- WHAT YOU ARE ASKED TO DO
Where an image occurs, skip it and print the rest of the records verbatim.
----- DATASET
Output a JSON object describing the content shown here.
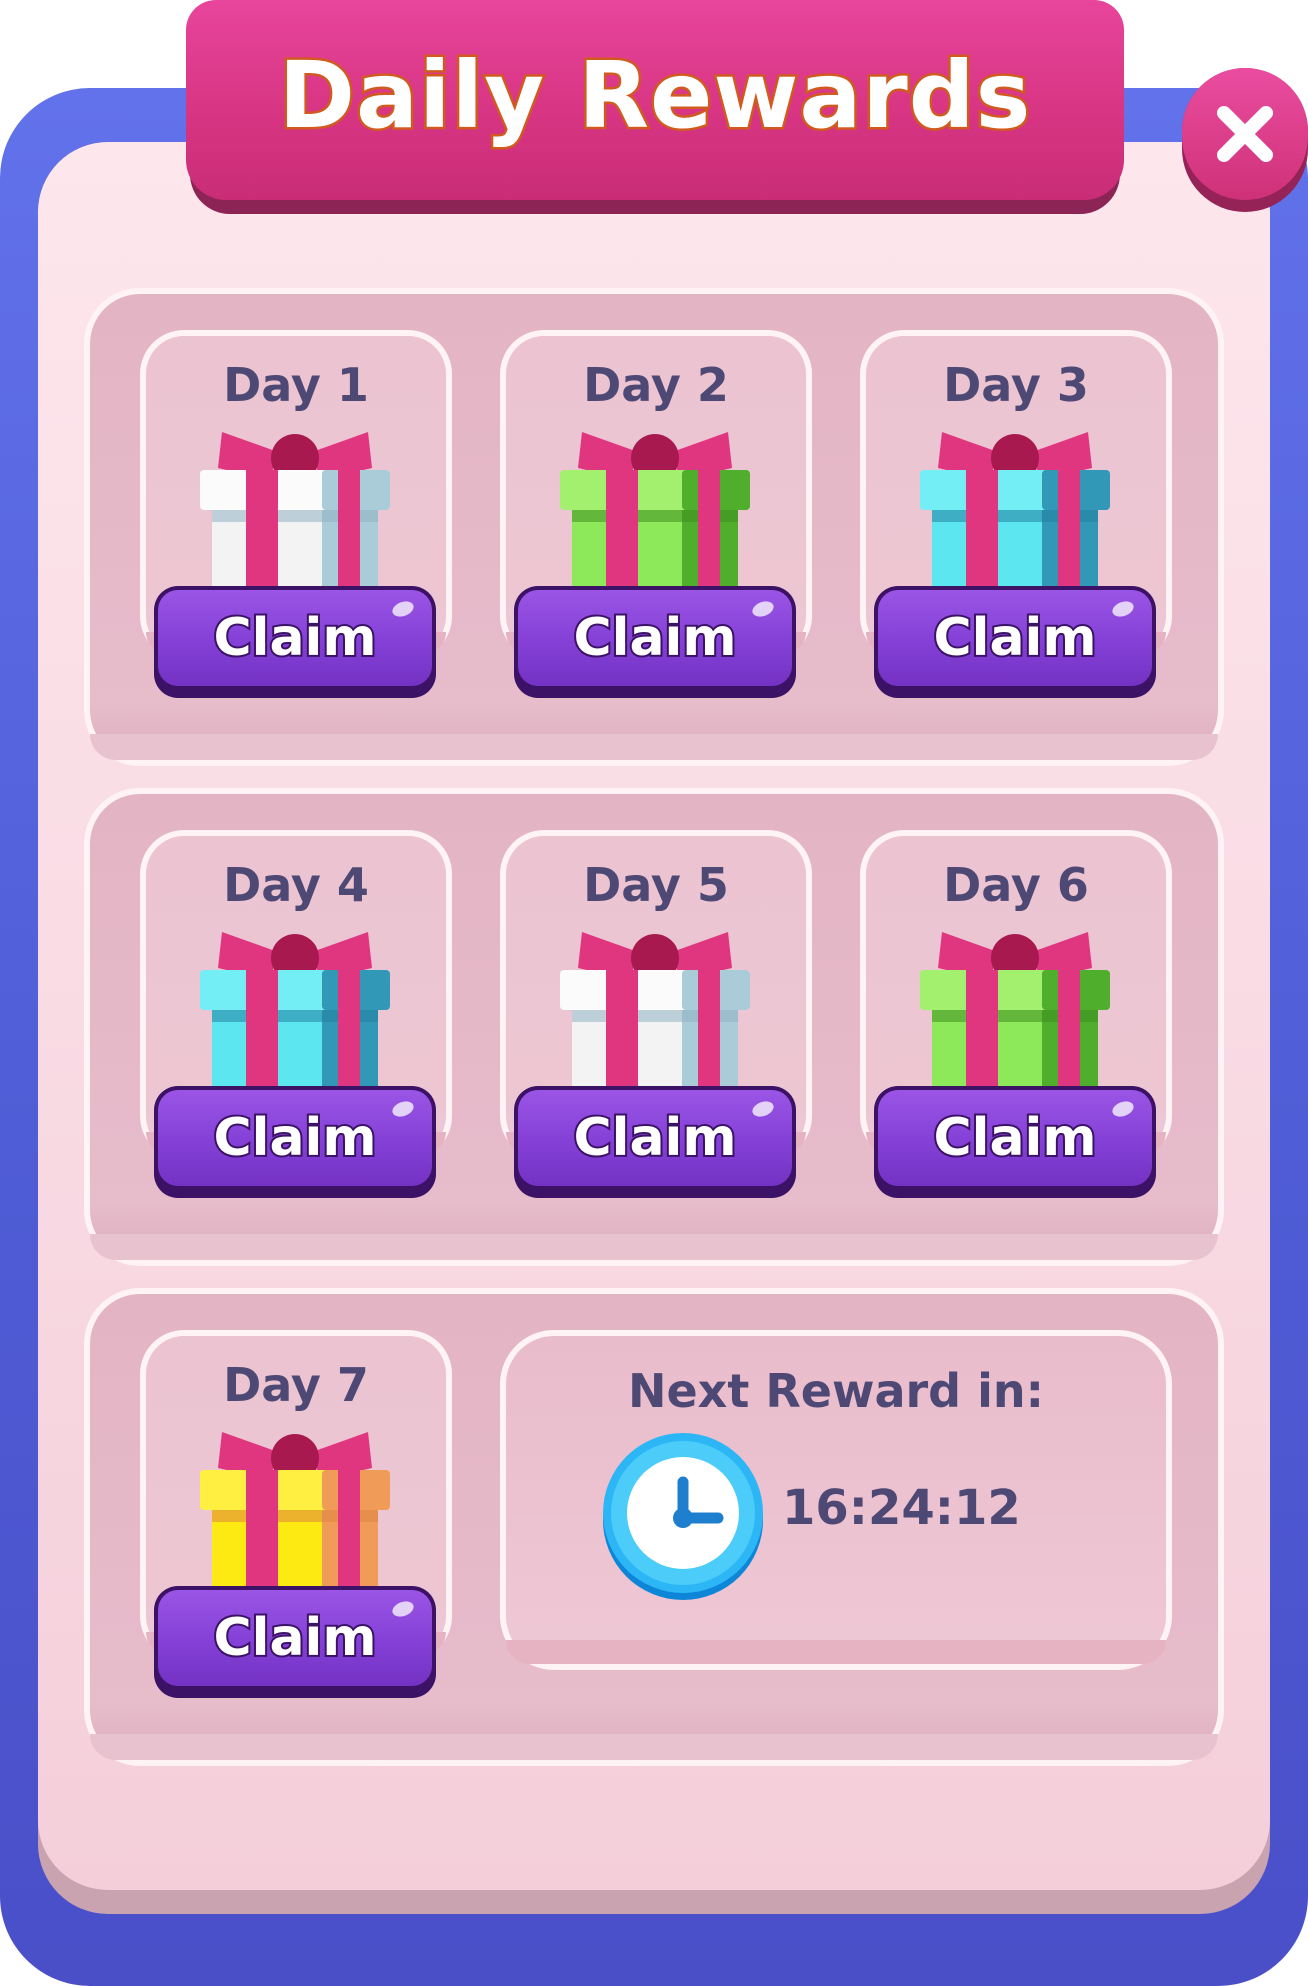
{
  "window": {
    "title": "Daily Rewards",
    "close_icon": "close-icon"
  },
  "rewards": [
    {
      "day": "Day 1",
      "gift_color": "white",
      "claim_label": "Claim"
    },
    {
      "day": "Day 2",
      "gift_color": "green",
      "claim_label": "Claim"
    },
    {
      "day": "Day 3",
      "gift_color": "cyan",
      "claim_label": "Claim"
    },
    {
      "day": "Day 4",
      "gift_color": "cyan",
      "claim_label": "Claim"
    },
    {
      "day": "Day 5",
      "gift_color": "white",
      "claim_label": "Claim"
    },
    {
      "day": "Day 6",
      "gift_color": "green",
      "claim_label": "Claim"
    },
    {
      "day": "Day 7",
      "gift_color": "yellow",
      "claim_label": "Claim"
    }
  ],
  "next_reward": {
    "label": "Next Reward in:",
    "time": "16:24:12",
    "icon": "clock-icon"
  },
  "colors": {
    "frame": "#5666e0",
    "panel": "#fbe0e8",
    "title_tab": "#dc3a8a",
    "claim_button": "#8a45dc",
    "text": "#4e4875",
    "ribbon": "#e0357f"
  }
}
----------
- SOLVED EXERCISE
Output a JSON object describing the content shown here.
{
  "window": {
    "title": "Daily Rewards",
    "close_icon": "close-icon"
  },
  "rewards": [
    {
      "day": "Day 1",
      "gift_color": "white",
      "claim_label": "Claim"
    },
    {
      "day": "Day 2",
      "gift_color": "green",
      "claim_label": "Claim"
    },
    {
      "day": "Day 3",
      "gift_color": "cyan",
      "claim_label": "Claim"
    },
    {
      "day": "Day 4",
      "gift_color": "cyan",
      "claim_label": "Claim"
    },
    {
      "day": "Day 5",
      "gift_color": "white",
      "claim_label": "Claim"
    },
    {
      "day": "Day 6",
      "gift_color": "green",
      "claim_label": "Claim"
    },
    {
      "day": "Day 7",
      "gift_color": "yellow",
      "claim_label": "Claim"
    }
  ],
  "next_reward": {
    "label": "Next Reward in:",
    "time": "16:24:12",
    "icon": "clock-icon"
  },
  "colors": {
    "frame": "#5666e0",
    "panel": "#fbe0e8",
    "title_tab": "#dc3a8a",
    "claim_button": "#8a45dc",
    "text": "#4e4875",
    "ribbon": "#e0357f"
  }
}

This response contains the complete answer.